RATHER than smooth over rough waters, Helmut Kohl's latest proposal regarding the Polish-German border has stirred up more criticism. It has angered the Polish prime minister as well as politicians in West Germany, including Hans-Dietrich Genscher, Chancellor Kohl's own popular foreign minister. Mr. Genscher says he will bring up the subject with Mr. Kohl this week.
The latest chapter in the border controversy opened Friday, when Kohl suggested that a treaty finalizing Polish borders with a united Germany must confirm two things: a 1953 Polish waiver of any claim to war reparations and the rights of the German minority in Poland, a point agreed to by Kohl and the Polish Prime Minister Taduesz Mazowiecki in November.
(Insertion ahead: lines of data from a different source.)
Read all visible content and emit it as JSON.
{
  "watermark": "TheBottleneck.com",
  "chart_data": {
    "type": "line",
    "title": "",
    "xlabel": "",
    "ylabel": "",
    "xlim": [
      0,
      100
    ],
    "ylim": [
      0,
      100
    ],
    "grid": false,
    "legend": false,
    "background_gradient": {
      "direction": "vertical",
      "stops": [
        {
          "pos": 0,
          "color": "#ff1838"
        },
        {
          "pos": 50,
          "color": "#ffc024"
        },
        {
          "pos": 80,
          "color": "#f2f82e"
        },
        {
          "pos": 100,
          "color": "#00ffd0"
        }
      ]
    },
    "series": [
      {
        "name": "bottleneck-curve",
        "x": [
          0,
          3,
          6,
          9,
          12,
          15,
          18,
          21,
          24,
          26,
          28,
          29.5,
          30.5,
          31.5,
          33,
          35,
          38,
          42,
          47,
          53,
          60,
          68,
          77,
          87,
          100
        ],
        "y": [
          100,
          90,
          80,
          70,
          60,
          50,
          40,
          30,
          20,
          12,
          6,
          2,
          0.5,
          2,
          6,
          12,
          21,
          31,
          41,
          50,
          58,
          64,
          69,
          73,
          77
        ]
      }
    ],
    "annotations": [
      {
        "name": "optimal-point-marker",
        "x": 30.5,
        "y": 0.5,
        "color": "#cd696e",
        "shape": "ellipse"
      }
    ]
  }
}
Such a treaty, says West German government spokesman Dieter Vogel, could only be signed by a unified Germany and would be based on a joint resolution passed by both German parliaments after the March 18 elections in East Germany. Earlier last week, Kohl suggested parliamentary resolutions only, a Western diplomat here points out. ``Before, he was making a commitment without strings attached. Now, whether intentional or not, it looks like there are strings attached.''
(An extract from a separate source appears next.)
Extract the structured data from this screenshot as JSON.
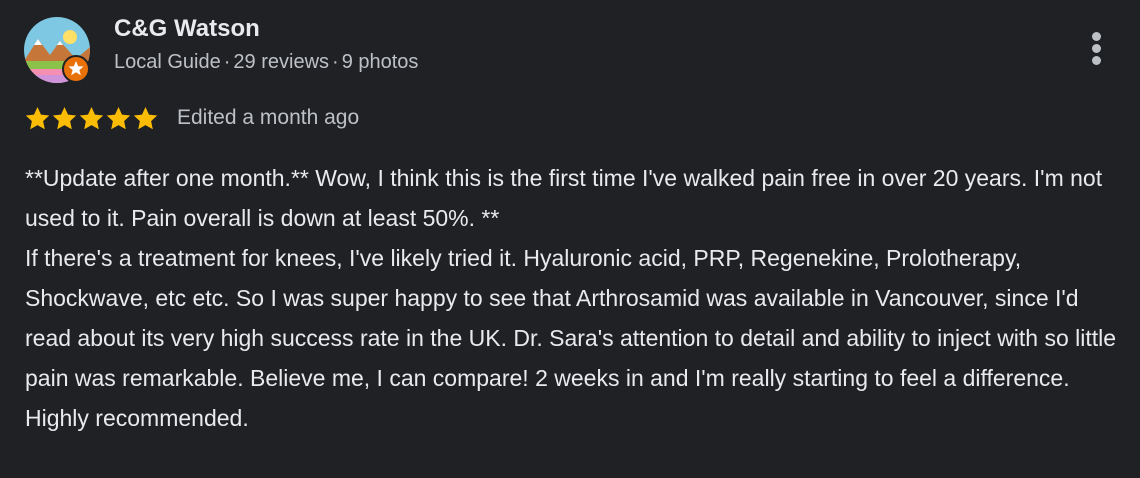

The ``strings'' are not appreciated by the Polish prime minister.
In interviews on German television Friday night he said, ``There is no reason to think we won't keep our word'' on guaranteeing minority rights. And if Kohl wants to expand the border issue to reparations, ``we also have something to say,'' Mr. Mazowiecki added. ``For example, there's the question of compensation for Polish forced laborers in the Third Reich.''
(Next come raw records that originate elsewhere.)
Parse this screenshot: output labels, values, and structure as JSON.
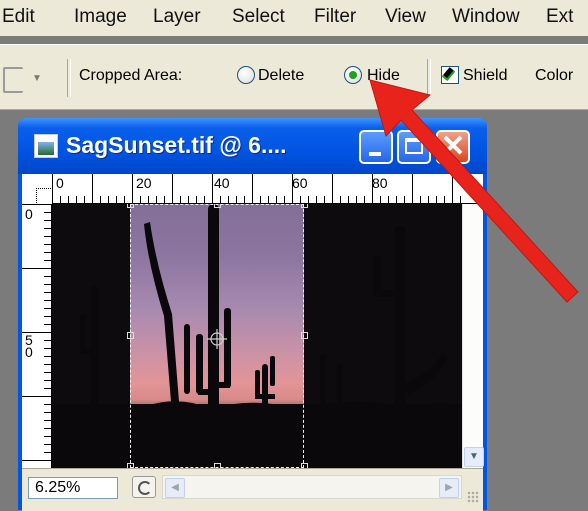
{
  "menu": [
    "Edit",
    "Image",
    "Layer",
    "Select",
    "Filter",
    "View",
    "Window",
    "Ext"
  ],
  "options_bar": {
    "cropped_area_label": "Cropped Area:",
    "delete_label": "Delete",
    "hide_label": "Hide",
    "hide_selected": true,
    "shield_label": "Shield",
    "shield_checked": true,
    "color_label": "Color"
  },
  "document_window": {
    "title": "SagSunset.tif @ 6....",
    "ruler_top_labels": [
      "0",
      "20",
      "40",
      "60",
      "80"
    ],
    "ruler_left_labels": [
      "0",
      "5",
      "0"
    ],
    "zoom": "6.25%"
  },
  "colors": {
    "titlebar": "#0054e3",
    "annotation_arrow": "#e8231c",
    "radio_selected": "#21a121"
  },
  "icons": {
    "crop_tool": "crop-tool-icon",
    "document": "document-icon",
    "minimize": "minimize-icon",
    "maximize": "maximize-icon",
    "close": "close-icon",
    "annotation": "red-arrow"
  }
}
Before World War II, Germany included about a third of present-day Poland. Because no peace treaty was signed after the war, the West German Constitution still considers the prewar frontiers as the true borders.
This unnerves the Poles, who have become more vocal about border guarantees since German reunification has swung from possibility to certainty. Poland has asked that the two Germanys and Poland draft a border treaty to be signed by the reunified Germany.
Kohl has always straddled the fence on the border issue and this infuriates the Poles. In speeches and at press conferences, he confirms the integrity of Poland's western border on the Oder and Neisse Rivers. But he can't go beyond this, he says, because of legal hindrances - like the Constitution. Only a ``total'' Germany has the authority to settle the border issue, Kohl says, a point he has emphasized in recent weeks.
This fence-straddling is bringing a shower of international and domestic criticism down on Kohl.
It is the suspicion that the legal aspect is a mere camouflage for Kohl's real concern - losing voters - that particularly enrages his critics. In West Germany, the chancellor's center-right Christian Democratic Union faces a close election on Dec. 2. A small shift in votes could make a huge difference in this country of carefully balanced political coalitions.
Kohl's critics say his position on the Polish border is merely to satisfy a select group: the expellees of World War II and their children. About 12 million Germans were forced from their homeland in parts of present-day Poland, Russia, and Czechoslovakia at the end of the war.
The ``League of Expellees'' in Bonn, with about 2 million dues-paying members, stands strongly by the Constitution and prewar borders. Members want the right to resettle in their former homeland, compensation for lost property there, and guarantees of rights for those Germans still living in these areas, whose culture was suppressed under the Polish Communist regime.
But why doesn't Kohl take a leadership position that's respected instead of playing a domestic political game that he can't win? asks Eberhard Shulz, a specialist on Poland at Bonn University. Kohl will have to give in before West German elections, anyway, he says. The border issue will have to be settled by the four victorious powers of World War II and a pan-European summit.
``I simply don't understand him,'' says Professor Shulz. ``He is poisoning the climate in Europe, [in West Germany], and in Poland all for an election issue based on the wrong theme.''